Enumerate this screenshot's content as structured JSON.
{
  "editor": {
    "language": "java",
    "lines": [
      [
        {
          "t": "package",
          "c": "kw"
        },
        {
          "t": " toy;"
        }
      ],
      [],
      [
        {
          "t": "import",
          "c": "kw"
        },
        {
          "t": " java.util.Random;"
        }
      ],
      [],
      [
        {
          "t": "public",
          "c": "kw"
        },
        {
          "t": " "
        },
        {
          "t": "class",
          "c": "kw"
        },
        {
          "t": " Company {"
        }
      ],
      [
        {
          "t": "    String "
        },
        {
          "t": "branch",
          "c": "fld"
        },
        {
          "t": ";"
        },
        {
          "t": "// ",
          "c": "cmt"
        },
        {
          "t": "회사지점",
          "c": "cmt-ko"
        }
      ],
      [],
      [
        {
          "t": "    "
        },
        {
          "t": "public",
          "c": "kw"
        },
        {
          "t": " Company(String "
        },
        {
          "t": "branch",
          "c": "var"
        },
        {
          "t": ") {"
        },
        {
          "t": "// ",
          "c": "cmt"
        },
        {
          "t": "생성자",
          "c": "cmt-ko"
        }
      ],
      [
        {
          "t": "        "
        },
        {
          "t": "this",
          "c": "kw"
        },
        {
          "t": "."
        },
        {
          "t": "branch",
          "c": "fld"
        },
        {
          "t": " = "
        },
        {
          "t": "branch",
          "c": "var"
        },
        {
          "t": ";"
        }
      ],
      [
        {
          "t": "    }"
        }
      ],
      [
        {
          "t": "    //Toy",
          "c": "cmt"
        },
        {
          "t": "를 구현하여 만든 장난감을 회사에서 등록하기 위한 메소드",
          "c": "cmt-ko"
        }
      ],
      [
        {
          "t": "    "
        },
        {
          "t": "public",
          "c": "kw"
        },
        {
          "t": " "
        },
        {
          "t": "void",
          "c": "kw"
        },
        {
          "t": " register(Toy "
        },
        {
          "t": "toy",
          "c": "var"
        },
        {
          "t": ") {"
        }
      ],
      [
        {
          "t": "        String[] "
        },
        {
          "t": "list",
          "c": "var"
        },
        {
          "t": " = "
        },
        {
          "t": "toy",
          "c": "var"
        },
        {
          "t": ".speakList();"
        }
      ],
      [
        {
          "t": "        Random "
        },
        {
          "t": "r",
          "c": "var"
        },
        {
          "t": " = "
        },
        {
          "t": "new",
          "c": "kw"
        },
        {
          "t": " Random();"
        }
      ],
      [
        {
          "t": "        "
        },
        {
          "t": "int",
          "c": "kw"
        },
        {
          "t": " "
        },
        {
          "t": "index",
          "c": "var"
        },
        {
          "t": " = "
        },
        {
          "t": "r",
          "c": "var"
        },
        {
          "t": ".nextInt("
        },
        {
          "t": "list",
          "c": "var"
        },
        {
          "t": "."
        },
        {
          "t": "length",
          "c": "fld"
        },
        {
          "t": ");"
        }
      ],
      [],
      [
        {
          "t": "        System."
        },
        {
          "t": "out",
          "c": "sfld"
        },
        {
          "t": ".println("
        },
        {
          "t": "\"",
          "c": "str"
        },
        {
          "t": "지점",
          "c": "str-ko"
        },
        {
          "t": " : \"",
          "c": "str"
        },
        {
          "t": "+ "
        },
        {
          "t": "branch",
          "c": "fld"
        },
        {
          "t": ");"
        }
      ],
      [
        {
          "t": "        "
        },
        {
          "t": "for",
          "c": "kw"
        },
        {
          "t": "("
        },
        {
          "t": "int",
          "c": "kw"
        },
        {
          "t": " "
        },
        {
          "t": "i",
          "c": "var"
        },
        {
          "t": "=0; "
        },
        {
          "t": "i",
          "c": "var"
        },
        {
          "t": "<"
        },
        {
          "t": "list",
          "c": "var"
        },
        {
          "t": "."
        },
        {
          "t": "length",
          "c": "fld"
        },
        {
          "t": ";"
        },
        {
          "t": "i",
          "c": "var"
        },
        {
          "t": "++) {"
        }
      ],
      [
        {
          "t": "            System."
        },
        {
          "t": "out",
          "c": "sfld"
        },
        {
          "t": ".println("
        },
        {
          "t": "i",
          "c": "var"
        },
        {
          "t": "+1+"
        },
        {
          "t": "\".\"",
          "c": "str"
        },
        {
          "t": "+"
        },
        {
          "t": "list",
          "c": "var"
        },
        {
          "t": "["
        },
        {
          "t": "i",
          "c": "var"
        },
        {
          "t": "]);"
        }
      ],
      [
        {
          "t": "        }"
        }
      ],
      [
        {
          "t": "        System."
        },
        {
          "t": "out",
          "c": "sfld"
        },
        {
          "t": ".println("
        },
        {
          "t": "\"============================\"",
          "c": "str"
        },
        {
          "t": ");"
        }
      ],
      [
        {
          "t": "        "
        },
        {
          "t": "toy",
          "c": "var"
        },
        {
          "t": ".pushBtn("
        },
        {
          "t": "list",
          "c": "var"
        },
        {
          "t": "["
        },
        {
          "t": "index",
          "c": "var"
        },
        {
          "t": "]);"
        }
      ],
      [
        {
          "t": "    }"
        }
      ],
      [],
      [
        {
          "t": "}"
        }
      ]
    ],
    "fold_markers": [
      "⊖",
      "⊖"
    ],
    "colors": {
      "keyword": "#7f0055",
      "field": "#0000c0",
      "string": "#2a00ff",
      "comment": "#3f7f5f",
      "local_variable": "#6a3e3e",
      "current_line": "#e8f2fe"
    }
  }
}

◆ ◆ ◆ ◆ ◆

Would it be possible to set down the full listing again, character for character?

* ANSWER SPACE
Enumerate this screenshot's content as structured JSON.
{
  "editor": {
    "language": "java",
    "lines": [
      [
        {
          "t": "package",
          "c": "kw"
        },
        {
          "t": " toy;"
        }
      ],
      [],
      [
        {
          "t": "import",
          "c": "kw"
        },
        {
          "t": " java.util.Random;"
        }
      ],
      [],
      [
        {
          "t": "public",
          "c": "kw"
        },
        {
          "t": " "
        },
        {
          "t": "class",
          "c": "kw"
        },
        {
          "t": " Company {"
        }
      ],
      [
        {
          "t": "    String "
        },
        {
          "t": "branch",
          "c": "fld"
        },
        {
          "t": ";"
        },
        {
          "t": "// ",
          "c": "cmt"
        },
        {
          "t": "회사지점",
          "c": "cmt-ko"
        }
      ],
      [],
      [
        {
          "t": "    "
        },
        {
          "t": "public",
          "c": "kw"
        },
        {
          "t": " Company(String "
        },
        {
          "t": "branch",
          "c": "var"
        },
        {
          "t": ") {"
        },
        {
          "t": "// ",
          "c": "cmt"
        },
        {
          "t": "생성자",
          "c": "cmt-ko"
        }
      ],
      [
        {
          "t": "        "
        },
        {
          "t": "this",
          "c": "kw"
        },
        {
          "t": "."
        },
        {
          "t": "branch",
          "c": "fld"
        },
        {
          "t": " = "
        },
        {
          "t": "branch",
          "c": "var"
        },
        {
          "t": ";"
        }
      ],
      [
        {
          "t": "    }"
        }
      ],
      [
        {
          "t": "    //Toy",
          "c": "cmt"
        },
        {
          "t": "를 구현하여 만든 장난감을 회사에서 등록하기 위한 메소드",
          "c": "cmt-ko"
        }
      ],
      [
        {
          "t": "    "
        },
        {
          "t": "public",
          "c": "kw"
        },
        {
          "t": " "
        },
        {
          "t": "void",
          "c": "kw"
        },
        {
          "t": " register(Toy "
        },
        {
          "t": "toy",
          "c": "var"
        },
        {
          "t": ") {"
        }
      ],
      [
        {
          "t": "        String[] "
        },
        {
          "t": "list",
          "c": "var"
        },
        {
          "t": " = "
        },
        {
          "t": "toy",
          "c": "var"
        },
        {
          "t": ".speakList();"
        }
      ],
      [
        {
          "t": "        Random "
        },
        {
          "t": "r",
          "c": "var"
        },
        {
          "t": " = "
        },
        {
          "t": "new",
          "c": "kw"
        },
        {
          "t": " Random();"
        }
      ],
      [
        {
          "t": "        "
        },
        {
          "t": "int",
          "c": "kw"
        },
        {
          "t": " "
        },
        {
          "t": "index",
          "c": "var"
        },
        {
          "t": " = "
        },
        {
          "t": "r",
          "c": "var"
        },
        {
          "t": ".nextInt("
        },
        {
          "t": "list",
          "c": "var"
        },
        {
          "t": "."
        },
        {
          "t": "length",
          "c": "fld"
        },
        {
          "t": ");"
        }
      ],
      [],
      [
        {
          "t": "        System."
        },
        {
          "t": "out",
          "c": "sfld"
        },
        {
          "t": ".println("
        },
        {
          "t": "\"",
          "c": "str"
        },
        {
          "t": "지점",
          "c": "str-ko"
        },
        {
          "t": " : \"",
          "c": "str"
        },
        {
          "t": "+ "
        },
        {
          "t": "branch",
          "c": "fld"
        },
        {
          "t": ");"
        }
      ],
      [
        {
          "t": "        "
        },
        {
          "t": "for",
          "c": "kw"
        },
        {
          "t": "("
        },
        {
          "t": "int",
          "c": "kw"
        },
        {
          "t": " "
        },
        {
          "t": "i",
          "c": "var"
        },
        {
          "t": "=0; "
        },
        {
          "t": "i",
          "c": "var"
        },
        {
          "t": "<"
        },
        {
          "t": "list",
          "c": "var"
        },
        {
          "t": "."
        },
        {
          "t": "length",
          "c": "fld"
        },
        {
          "t": ";"
        },
        {
          "t": "i",
          "c": "var"
        },
        {
          "t": "++) {"
        }
      ],
      [
        {
          "t": "            System."
        },
        {
          "t": "out",
          "c": "sfld"
        },
        {
          "t": ".println("
        },
        {
          "t": "i",
          "c": "var"
        },
        {
          "t": "+1+"
        },
        {
          "t": "\".\"",
          "c": "str"
        },
        {
          "t": "+"
        },
        {
          "t": "list",
          "c": "var"
        },
        {
          "t": "["
        },
        {
          "t": "i",
          "c": "var"
        },
        {
          "t": "]);"
        }
      ],
      [
        {
          "t": "        }"
        }
      ],
      [
        {
          "t": "        System."
        },
        {
          "t": "out",
          "c": "sfld"
        },
        {
          "t": ".println("
        },
        {
          "t": "\"============================\"",
          "c": "str"
        },
        {
          "t": ");"
        }
      ],
      [
        {
          "t": "        "
        },
        {
          "t": "toy",
          "c": "var"
        },
        {
          "t": ".pushBtn("
        },
        {
          "t": "list",
          "c": "var"
        },
        {
          "t": "["
        },
        {
          "t": "index",
          "c": "var"
        },
        {
          "t": "]);"
        }
      ],
      [
        {
          "t": "    }"
        }
      ],
      [],
      [
        {
          "t": "}"
        }
      ]
    ],
    "fold_markers": [
      "⊖",
      "⊖"
    ],
    "colors": {
      "keyword": "#7f0055",
      "field": "#0000c0",
      "string": "#2a00ff",
      "comment": "#3f7f5f",
      "local_variable": "#6a3e3e",
      "current_line": "#e8f2fe"
    }
  }
}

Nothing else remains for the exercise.